The number of pupils being suspended from school is ‘eye opening’, the Education Minister has admitted.

Daphne Caine told the House of Keys that a new policy was being developed to tackle the issue.

Figures released in a written response to a Tynwald question earlier this year revealed that in 2020-21 the total number of pupils suspended was 273 but this had risen to 436 in 2021-22 and to 567 in 2022-23.

Douglas North MHK David Ashford quizzed the Minister in the Keys about the figures, which he described as ‘horrific’.

Mrs Caine said that formal suspension of a pupil is only taken as a ‘final step’ of managing challenging behaviour.

But Mr Ashford said: ‘Looking at the figures that her department has previously provided, in 2021-23 there were 436 last steps and in 2022-23 there were 567 last steps. How can the Minister say that suspension is a final step?’

The Minister replied: ‘The department recognises the need for pupils attending school to be able to behave in a manner appropriate for the learning environment.
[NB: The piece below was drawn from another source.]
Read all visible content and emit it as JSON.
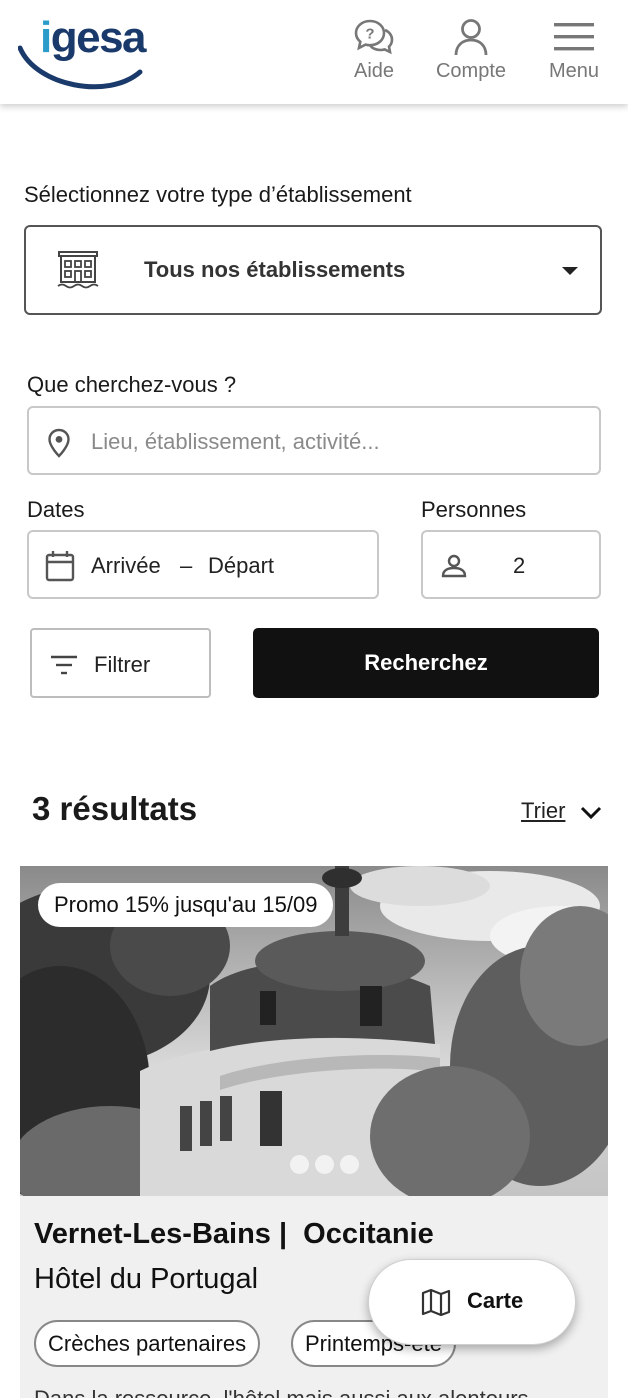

As such, the department is currently developing new policy options to support and allow this to happen.

‘It's my department's intention that a new policy will be implemented, hopefully from September this year.’

Mr Ashford said he was getting more and more parents contacting him at their ‘wit’s end’. ‘They don’t feel suspension is the last step but that it seems to be the go-to option,’ he said.

‘They are continually getting calls to say even after reintegration that their son or daughter is again being sent home.’

He questioned whether the reintegration after suspension process was working, given the number of repeat offenders.

Mrs Caine replied: ‘We need appropriate behaviour to be addressed to enable all our students to be able to access education. It’s a concern.

‘Clearly all options need to be considered as part of any policy development in this area.’